TASK: Retype the whole listing verbatim and keep the pictures out of it.

------ RECORDS FOR THE TASK

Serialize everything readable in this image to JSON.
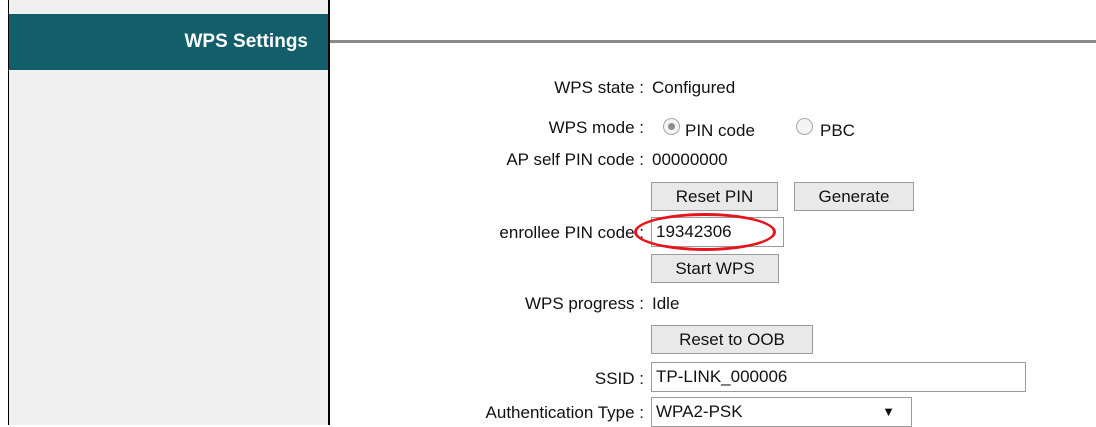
{
  "sidebar": {
    "title": "WPS Settings"
  },
  "form": {
    "wps_state_label": "WPS state :",
    "wps_state_value": "Configured",
    "wps_mode_label": "WPS mode :",
    "wps_mode_options": [
      {
        "label": "PIN code",
        "selected": true
      },
      {
        "label": "PBC",
        "selected": false
      }
    ],
    "ap_pin_label": "AP self PIN code :",
    "ap_pin_value": "00000000",
    "reset_pin_button": "Reset PIN",
    "generate_button": "Generate",
    "enrollee_pin_label": "enrollee PIN code :",
    "enrollee_pin_value": "19342306",
    "start_wps_button": "Start WPS",
    "wps_progress_label": "WPS progress :",
    "wps_progress_value": "Idle",
    "reset_oob_button": "Reset to OOB",
    "ssid_label": "SSID :",
    "ssid_value": "TP-LINK_000006",
    "auth_type_label": "Authentication Type :",
    "auth_type_value": "WPA2-PSK"
  },
  "colors": {
    "header_bg": "#125e6b",
    "highlight": "#e8141b"
  }
}
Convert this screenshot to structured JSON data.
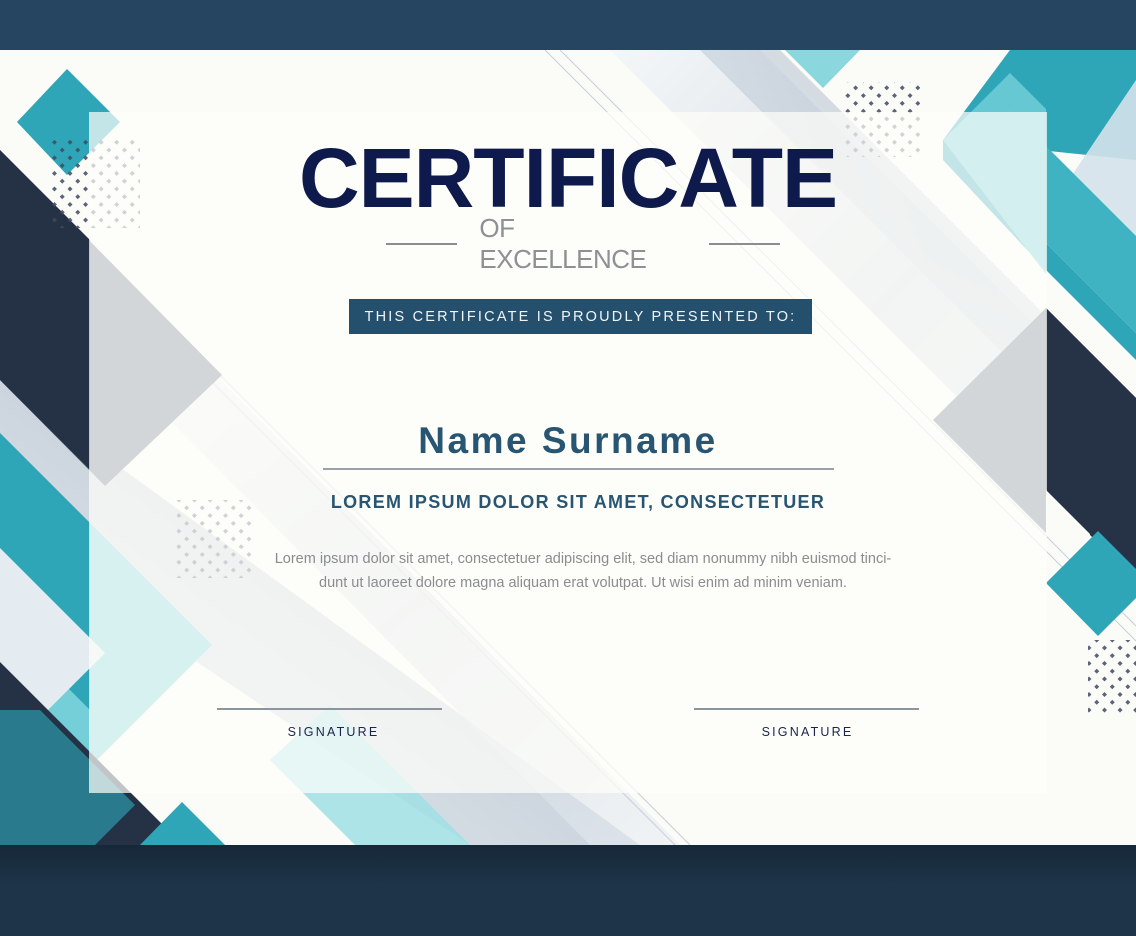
{
  "certificate": {
    "title": "CERTIFICATE",
    "subtitle": "OF EXCELLENCE",
    "presented_to": "THIS CERTIFICATE IS PROUDLY PRESENTED TO:",
    "recipient_name": "Name Surname",
    "headline": "LOREM IPSUM DOLOR SIT AMET, CONSECTETUER",
    "body_line_1": "Lorem ipsum dolor sit amet, consectetuer adipiscing elit, sed diam nonummy nibh euismod tinci-",
    "body_line_2": "dunt ut laoreet dolore magna aliquam erat volutpat. Ut wisi enim ad minim veniam.",
    "signature_left": "SIGNATURE",
    "signature_right": "SIGNATURE"
  },
  "colors": {
    "navy": "#0f1a4c",
    "teal": "#2fa6b8",
    "light_teal": "#6dccd6",
    "dark_slate": "#253246",
    "slate": "#5d6d80",
    "banner": "#24506e",
    "background": "#223f58"
  }
}
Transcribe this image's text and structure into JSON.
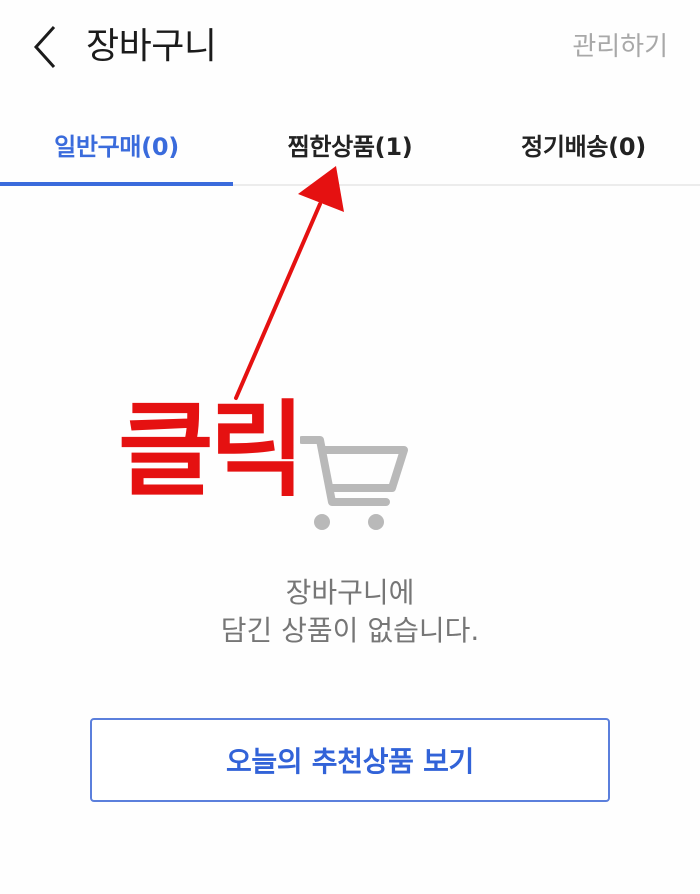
{
  "header": {
    "title": "장바구니",
    "manage_label": "관리하기"
  },
  "tabs": [
    {
      "label": "일반구매(0)",
      "active": true
    },
    {
      "label": "찜한상품(1)",
      "active": false
    },
    {
      "label": "정기배송(0)",
      "active": false
    }
  ],
  "empty_state": {
    "line1": "장바구니에",
    "line2": "담긴 상품이 없습니다.",
    "button_label": "오늘의 추천상품 보기"
  },
  "annotation": {
    "label": "클릭",
    "color": "#e51111"
  },
  "colors": {
    "accent": "#3a6bdc",
    "icon_gray": "#b9b9b9"
  },
  "icons": [
    "back-arrow-icon",
    "shopping-cart-icon"
  ]
}
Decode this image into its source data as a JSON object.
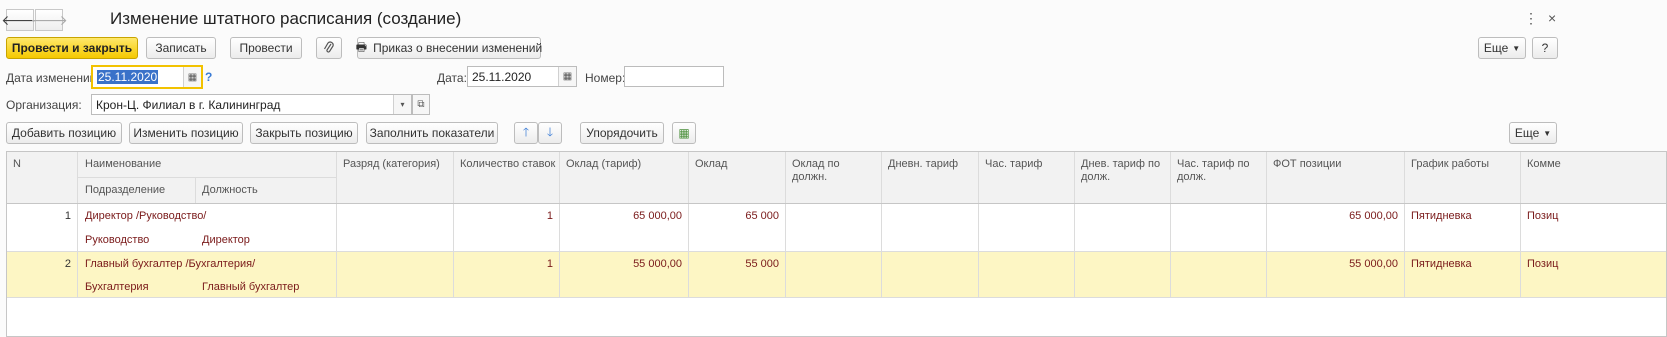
{
  "window": {
    "title": "Изменение штатного расписания (создание)"
  },
  "toolbar": {
    "post_close": "Провести и закрыть",
    "save": "Записать",
    "post": "Провести",
    "order": "Приказ о внесении изменений",
    "more": "Еще",
    "help": "?"
  },
  "header": {
    "change_date_label": "Дата изменений:",
    "change_date_value": "25.11.2020",
    "date_label": "Дата:",
    "date_value": "25.11.2020",
    "number_label": "Номер:",
    "number_value": "",
    "org_label": "Организация:",
    "org_value": "Крон-Ц. Филиал в г. Калининград"
  },
  "table_toolbar": {
    "add": "Добавить позицию",
    "edit": "Изменить позицию",
    "close": "Закрыть позицию",
    "fill": "Заполнить показатели",
    "sort": "Упорядочить",
    "more": "Еще"
  },
  "table": {
    "columns": {
      "n": "N",
      "name": "Наименование",
      "dept": "Подразделение",
      "position": "Должность",
      "grade": "Разряд (категория)",
      "rates": "Количество ставок",
      "salary_tariff": "Оклад (тариф)",
      "salary": "Оклад",
      "salary_by_pos": "Оклад по должн.",
      "day_tariff": "Дневн. тариф",
      "hour_tariff": "Час. тариф",
      "day_tariff_pos": "Днев. тариф по долж.",
      "hour_tariff_pos": "Час. тариф по долж.",
      "payroll": "ФОТ позиции",
      "schedule": "График работы",
      "comment": "Комме"
    },
    "rows": [
      {
        "n": "1",
        "name": "Директор /Руководство/",
        "dept": "Руководство",
        "position": "Директор",
        "rates": "1",
        "salary_tariff": "65 000,00",
        "salary": "65 000",
        "payroll": "65 000,00",
        "schedule": "Пятидневка",
        "comment": "Позиц"
      },
      {
        "n": "2",
        "name": "Главный бухгалтер /Бухгалтерия/",
        "dept": "Бухгалтерия",
        "position": "Главный бухгалтер",
        "rates": "1",
        "salary_tariff": "55 000,00",
        "salary": "55 000",
        "payroll": "55 000,00",
        "schedule": "Пятидневка",
        "comment": "Позиц"
      }
    ]
  }
}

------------

EXERCISE RESULT:
Serialize everything readable in this image to JSON.
{
  "sidebar": {
    "title": "WPS Settings"
  },
  "form": {
    "wps_state_label": "WPS state :",
    "wps_state_value": "Configured",
    "wps_mode_label": "WPS mode :",
    "wps_mode_options": [
      {
        "label": "PIN code",
        "selected": true
      },
      {
        "label": "PBC",
        "selected": false
      }
    ],
    "ap_pin_label": "AP self PIN code :",
    "ap_pin_value": "00000000",
    "reset_pin_button": "Reset PIN",
    "generate_button": "Generate",
    "enrollee_pin_label": "enrollee PIN code :",
    "enrollee_pin_value": "19342306",
    "start_wps_button": "Start WPS",
    "wps_progress_label": "WPS progress :",
    "wps_progress_value": "Idle",
    "reset_oob_button": "Reset to OOB",
    "ssid_label": "SSID :",
    "ssid_value": "TP-LINK_000006",
    "auth_type_label": "Authentication Type :",
    "auth_type_value": "WPA2-PSK"
  },
  "colors": {
    "header_bg": "#125e6b",
    "highlight": "#e8141b"
  }
}
Convert this screenshot to structured JSON data.
{
  "certificate": {
    "title": "CERTIFICATE",
    "subtitle": "OF EXCELLENCE",
    "presented_to": "THIS CERTIFICATE IS PROUDLY PRESENTED TO:",
    "recipient_name": "Name Surname",
    "headline": "LOREM IPSUM DOLOR SIT AMET, CONSECTETUER",
    "body_line_1": "Lorem ipsum dolor sit amet, consectetuer adipiscing elit, sed diam nonummy nibh euismod tinci-",
    "body_line_2": "dunt ut laoreet dolore magna aliquam erat volutpat. Ut wisi enim ad minim veniam.",
    "signature_left": "SIGNATURE",
    "signature_right": "SIGNATURE"
  },
  "colors": {
    "navy": "#0f1a4c",
    "teal": "#2fa6b8",
    "light_teal": "#6dccd6",
    "dark_slate": "#253246",
    "slate": "#5d6d80",
    "banner": "#24506e",
    "background": "#223f58"
  }
}
Transcribe this image's text and structure into JSON.
{
  "header": {
    "title": "장바구니",
    "manage_label": "관리하기"
  },
  "tabs": [
    {
      "label": "일반구매(0)",
      "active": true
    },
    {
      "label": "찜한상품(1)",
      "active": false
    },
    {
      "label": "정기배송(0)",
      "active": false
    }
  ],
  "empty_state": {
    "line1": "장바구니에",
    "line2": "담긴 상품이 없습니다.",
    "button_label": "오늘의 추천상품 보기"
  },
  "annotation": {
    "label": "클릭",
    "color": "#e51111"
  },
  "colors": {
    "accent": "#3a6bdc",
    "icon_gray": "#b9b9b9"
  },
  "icons": [
    "back-arrow-icon",
    "shopping-cart-icon"
  ]
}
Decode this image into its source data as a JSON object.
{
  "window": {
    "title": "Изменение штатного расписания (создание)"
  },
  "toolbar": {
    "post_close": "Провести и закрыть",
    "save": "Записать",
    "post": "Провести",
    "order": "Приказ о внесении изменений",
    "more": "Еще",
    "help": "?"
  },
  "header": {
    "change_date_label": "Дата изменений:",
    "change_date_value": "25.11.2020",
    "date_label": "Дата:",
    "date_value": "25.11.2020",
    "number_label": "Номер:",
    "number_value": "",
    "org_label": "Организация:",
    "org_value": "Крон-Ц. Филиал в г. Калининград"
  },
  "table_toolbar": {
    "add": "Добавить позицию",
    "edit": "Изменить позицию",
    "close": "Закрыть позицию",
    "fill": "Заполнить показатели",
    "sort": "Упорядочить",
    "more": "Еще"
  },
  "table": {
    "columns": {
      "n": "N",
      "name": "Наименование",
      "dept": "Подразделение",
      "position": "Должность",
      "grade": "Разряд (категория)",
      "rates": "Количество ставок",
      "salary_tariff": "Оклад (тариф)",
      "salary": "Оклад",
      "salary_by_pos": "Оклад по должн.",
      "day_tariff": "Дневн. тариф",
      "hour_tariff": "Час. тариф",
      "day_tariff_pos": "Днев. тариф по долж.",
      "hour_tariff_pos": "Час. тариф по долж.",
      "payroll": "ФОТ позиции",
      "schedule": "График работы",
      "comment": "Комме"
    },
    "rows": [
      {
        "n": "1",
        "name": "Директор /Руководство/",
        "dept": "Руководство",
        "position": "Директор",
        "rates": "1",
        "salary_tariff": "65 000,00",
        "salary": "65 000",
        "payroll": "65 000,00",
        "schedule": "Пятидневка",
        "comment": "Позиц"
      },
      {
        "n": "2",
        "name": "Главный бухгалтер /Бухгалтерия/",
        "dept": "Бухгалтерия",
        "position": "Главный бухгалтер",
        "rates": "1",
        "salary_tariff": "55 000,00",
        "salary": "55 000",
        "payroll": "55 000,00",
        "schedule": "Пятидневка",
        "comment": "Позиц"
      }
    ]
  }
}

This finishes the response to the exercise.